Though food’s primary job is to keep humans alive, we rely on food for much more than satiating hunger. Have you ever wondered why a pint of rocky road ice cream is the only way to cure a broken heart, and thoughts of your mom’s homemade enchiladas can quickly induce a bout of homesickness? Eating not only has the ability to influence our emotions, but through specific cravings, we are also able to assess our own psychological and physiological wellbeing. Here are three common food cravings your body uses to tell you something.
1. Junk food
We’ve all been there: it is 1am and you are up are studying for that nasty midterm in the morning. You are running on a few hours of sleep, and absolutely nothing sounds better than a bag of greasy potato chips and a jumbo pizza from your favorite Italian joint. While you may have never made the connection between exhaustion and comfort food cravings, researchers have found that high caloric food not only gives us the quick boost of energy we are looking for, but junk food also activates the pleasure and reward receptors in the tired human brain, acting as an emotional pick-me-up.
Because we are less likely to crave and succumb to the lure of unhealthy food when we are well rested, dropping a few pounds may be as easy as getting a good night’s sleep.
2. Carbs with a side of carbs
While carbs are nature’s gift to the human appetite, pasta and bread do more than just satisfy your empty stomach and your craving taste buds. All carbohydrates produce serotonin, a feel-good hormone that not only brightens your mood but also acts as a natural appetite suppressant that makes you feel satisfied even when your stomach is not full. Because serotonin can only be made from starchy and sweet foods, we are more likely to indulge in the breadbasket if we are feeling anxious and stressed.
Instead of impulsively indulging in the natural antidepressant, assess your mood and find out out if that cinnamon roll calling your name is not just the product of a rough week.
3. Chocolate is a woman’s best friend
Though recent studies have shown that chocolate is the most craved food by both men and women, the female population is more likely to experience these cravings. During that time of the month, women’s hormones are in constant fluctuation. When estrogen and progesterone levels drop and cortisol, the stress hormone, increases, a woman’s mood can be seriously affected; like carbohydrates, chocolate increases the natural mood-lifters, dopamine and serotonin, in the brain. Others have argued that deficiencies in either magnesium or iron (which are heightened during menstruation), induce cravings in women, as chocolate is high in both minerals.
Instead of yielding to chocolate’s siren call, doctors suggest eating leafy greens to satisfy the nutrients your body is craving (with fewer calories) and practice moderate cardio exercises to release endorphins in the brain that can naturally lift your mood.
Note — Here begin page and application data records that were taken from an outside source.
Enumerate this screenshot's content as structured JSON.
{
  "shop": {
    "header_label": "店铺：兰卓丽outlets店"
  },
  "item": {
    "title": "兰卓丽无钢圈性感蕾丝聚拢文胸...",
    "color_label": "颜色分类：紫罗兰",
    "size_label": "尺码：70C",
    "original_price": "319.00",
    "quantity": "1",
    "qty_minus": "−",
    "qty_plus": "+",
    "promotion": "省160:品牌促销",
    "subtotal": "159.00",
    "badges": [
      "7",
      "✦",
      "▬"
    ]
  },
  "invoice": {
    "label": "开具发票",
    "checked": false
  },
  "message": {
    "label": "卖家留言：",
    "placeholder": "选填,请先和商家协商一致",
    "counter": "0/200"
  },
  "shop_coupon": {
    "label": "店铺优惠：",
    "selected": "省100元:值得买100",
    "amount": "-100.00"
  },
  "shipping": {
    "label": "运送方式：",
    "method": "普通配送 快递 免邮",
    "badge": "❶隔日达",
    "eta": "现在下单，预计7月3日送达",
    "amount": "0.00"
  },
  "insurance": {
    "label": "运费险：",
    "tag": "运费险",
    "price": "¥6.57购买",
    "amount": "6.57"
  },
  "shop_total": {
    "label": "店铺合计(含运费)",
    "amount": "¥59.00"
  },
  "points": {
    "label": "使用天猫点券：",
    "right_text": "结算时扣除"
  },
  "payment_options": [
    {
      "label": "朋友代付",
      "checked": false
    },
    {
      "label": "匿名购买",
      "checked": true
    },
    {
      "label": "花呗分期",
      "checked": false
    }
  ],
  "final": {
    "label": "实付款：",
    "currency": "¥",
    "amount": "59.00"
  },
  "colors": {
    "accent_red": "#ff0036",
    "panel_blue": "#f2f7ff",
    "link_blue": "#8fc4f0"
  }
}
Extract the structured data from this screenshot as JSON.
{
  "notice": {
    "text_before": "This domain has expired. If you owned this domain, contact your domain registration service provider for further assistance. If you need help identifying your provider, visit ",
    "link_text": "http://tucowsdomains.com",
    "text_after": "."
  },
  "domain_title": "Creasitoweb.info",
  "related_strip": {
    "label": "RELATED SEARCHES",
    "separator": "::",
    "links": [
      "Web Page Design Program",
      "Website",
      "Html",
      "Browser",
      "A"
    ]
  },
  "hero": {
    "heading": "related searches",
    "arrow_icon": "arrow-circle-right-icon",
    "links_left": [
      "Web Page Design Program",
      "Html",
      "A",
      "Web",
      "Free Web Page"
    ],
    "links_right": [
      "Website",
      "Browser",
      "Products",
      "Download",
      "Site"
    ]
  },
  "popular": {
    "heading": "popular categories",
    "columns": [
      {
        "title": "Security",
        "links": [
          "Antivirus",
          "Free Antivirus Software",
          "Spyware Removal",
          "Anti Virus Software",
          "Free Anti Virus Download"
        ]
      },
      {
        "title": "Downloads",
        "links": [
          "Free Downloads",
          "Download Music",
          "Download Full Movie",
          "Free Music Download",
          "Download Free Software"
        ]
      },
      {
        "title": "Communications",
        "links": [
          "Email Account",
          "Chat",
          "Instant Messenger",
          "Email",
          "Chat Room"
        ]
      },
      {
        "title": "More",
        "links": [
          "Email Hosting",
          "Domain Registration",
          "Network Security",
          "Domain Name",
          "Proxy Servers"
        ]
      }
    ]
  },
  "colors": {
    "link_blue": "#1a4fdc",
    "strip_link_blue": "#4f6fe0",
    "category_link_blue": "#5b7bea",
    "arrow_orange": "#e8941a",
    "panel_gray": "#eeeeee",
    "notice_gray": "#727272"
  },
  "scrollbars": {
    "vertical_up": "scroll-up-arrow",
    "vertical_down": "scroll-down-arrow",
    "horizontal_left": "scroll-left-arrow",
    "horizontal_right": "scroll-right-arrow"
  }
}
The next time your raging sweet tooth rears its head, question the motives of your cravings and think twice about indulging.